------ SUPPLIED DATA

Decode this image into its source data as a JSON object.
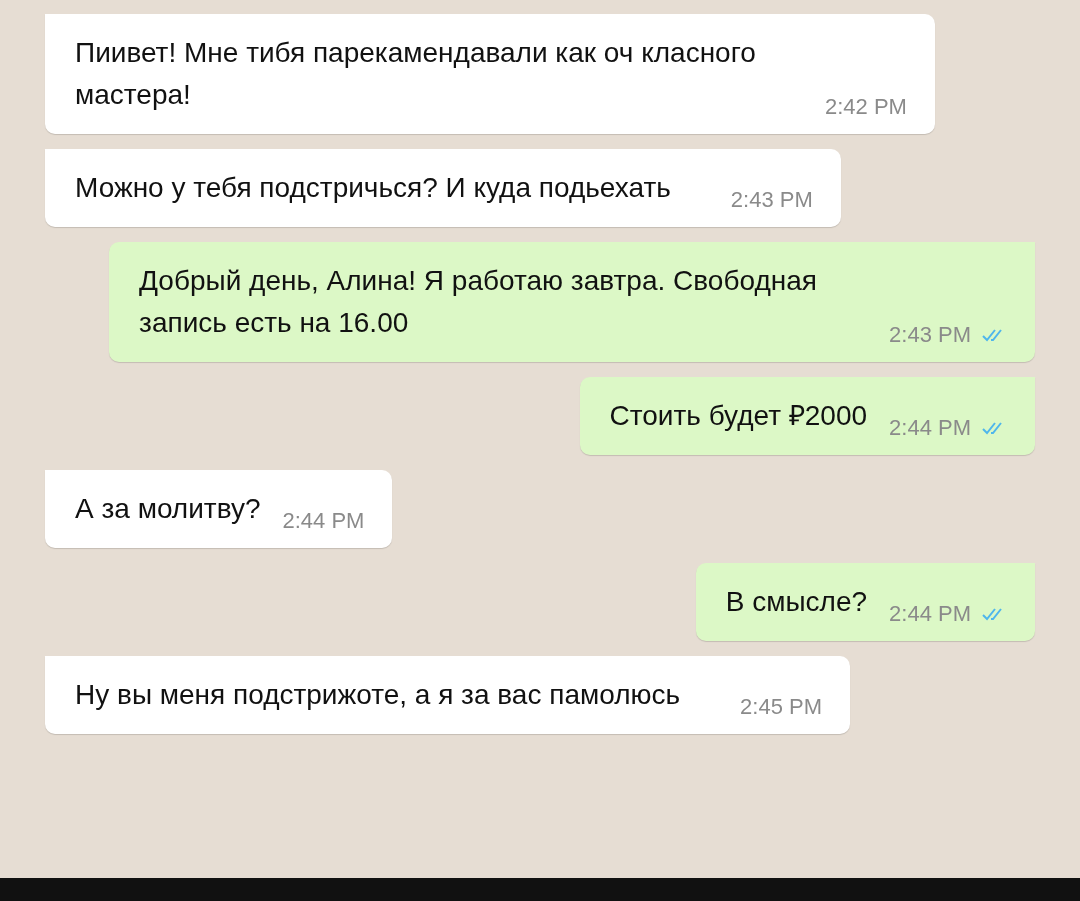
{
  "messages": [
    {
      "kind": "incoming",
      "text": "Пиивет! Мне тибя парекамендавали как оч класного мастера!",
      "time": "2:42 PM"
    },
    {
      "kind": "incoming",
      "text": "Можно у тебя подстричься? И куда подьехать",
      "time": "2:43 PM"
    },
    {
      "kind": "outgoing",
      "text": "Добрый день, Алина! Я работаю завтра. Свободная запись есть на 16.00",
      "time": "2:43 PM",
      "read": true
    },
    {
      "kind": "outgoing",
      "text": "Стоить будет ₽2000",
      "time": "2:44 PM",
      "read": true
    },
    {
      "kind": "incoming",
      "text": "А за молитву?",
      "time": "2:44 PM"
    },
    {
      "kind": "outgoing",
      "text": "В смысле?",
      "time": "2:44 PM",
      "read": true
    },
    {
      "kind": "incoming",
      "text": "Ну вы меня подстрижоте, а я за вас памолюсь",
      "time": "2:45 PM"
    }
  ]
}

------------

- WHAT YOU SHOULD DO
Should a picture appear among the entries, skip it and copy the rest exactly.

- PROBLEM SOLUTION
Decode this image into its source data as a JSON object.
{
  "messages": [
    {
      "kind": "incoming",
      "text": "Пиивет! Мне тибя парекамендавали как оч класного мастера!",
      "time": "2:42 PM"
    },
    {
      "kind": "incoming",
      "text": "Можно у тебя подстричься? И куда подьехать",
      "time": "2:43 PM"
    },
    {
      "kind": "outgoing",
      "text": "Добрый день, Алина! Я работаю завтра. Свободная запись есть на 16.00",
      "time": "2:43 PM",
      "read": true
    },
    {
      "kind": "outgoing",
      "text": "Стоить будет ₽2000",
      "time": "2:44 PM",
      "read": true
    },
    {
      "kind": "incoming",
      "text": "А за молитву?",
      "time": "2:44 PM"
    },
    {
      "kind": "outgoing",
      "text": "В смысле?",
      "time": "2:44 PM",
      "read": true
    },
    {
      "kind": "incoming",
      "text": "Ну вы меня подстрижоте, а я за вас памолюсь",
      "time": "2:45 PM"
    }
  ]
}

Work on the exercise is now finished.